*** Opening Supplied information ***
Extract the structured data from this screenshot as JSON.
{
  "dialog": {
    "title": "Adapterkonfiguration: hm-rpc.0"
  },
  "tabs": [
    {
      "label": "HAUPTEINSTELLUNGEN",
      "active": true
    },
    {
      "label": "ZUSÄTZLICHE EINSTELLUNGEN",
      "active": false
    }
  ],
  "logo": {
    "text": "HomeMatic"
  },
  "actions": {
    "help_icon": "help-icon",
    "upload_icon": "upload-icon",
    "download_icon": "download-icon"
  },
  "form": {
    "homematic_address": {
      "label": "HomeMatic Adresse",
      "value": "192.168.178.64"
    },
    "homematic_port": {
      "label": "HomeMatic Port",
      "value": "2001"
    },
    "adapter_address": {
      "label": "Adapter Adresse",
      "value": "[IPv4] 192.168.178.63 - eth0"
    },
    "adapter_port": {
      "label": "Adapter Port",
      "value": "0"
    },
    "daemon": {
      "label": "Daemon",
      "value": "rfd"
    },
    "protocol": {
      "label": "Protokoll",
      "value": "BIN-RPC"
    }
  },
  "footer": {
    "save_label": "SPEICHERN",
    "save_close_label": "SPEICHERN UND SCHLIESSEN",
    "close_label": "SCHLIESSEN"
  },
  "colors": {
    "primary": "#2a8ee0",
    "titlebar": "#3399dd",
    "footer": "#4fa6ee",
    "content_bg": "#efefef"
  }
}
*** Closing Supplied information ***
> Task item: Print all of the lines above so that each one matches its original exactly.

> Solution to the problem:
Extract the structured data from this screenshot as JSON.
{
  "dialog": {
    "title": "Adapterkonfiguration: hm-rpc.0"
  },
  "tabs": [
    {
      "label": "HAUPTEINSTELLUNGEN",
      "active": true
    },
    {
      "label": "ZUSÄTZLICHE EINSTELLUNGEN",
      "active": false
    }
  ],
  "logo": {
    "text": "HomeMatic"
  },
  "actions": {
    "help_icon": "help-icon",
    "upload_icon": "upload-icon",
    "download_icon": "download-icon"
  },
  "form": {
    "homematic_address": {
      "label": "HomeMatic Adresse",
      "value": "192.168.178.64"
    },
    "homematic_port": {
      "label": "HomeMatic Port",
      "value": "2001"
    },
    "adapter_address": {
      "label": "Adapter Adresse",
      "value": "[IPv4] 192.168.178.63 - eth0"
    },
    "adapter_port": {
      "label": "Adapter Port",
      "value": "0"
    },
    "daemon": {
      "label": "Daemon",
      "value": "rfd"
    },
    "protocol": {
      "label": "Protokoll",
      "value": "BIN-RPC"
    }
  },
  "footer": {
    "save_label": "SPEICHERN",
    "save_close_label": "SPEICHERN UND SCHLIESSEN",
    "close_label": "SCHLIESSEN"
  },
  "colors": {
    "primary": "#2a8ee0",
    "titlebar": "#3399dd",
    "footer": "#4fa6ee",
    "content_bg": "#efefef"
  }
}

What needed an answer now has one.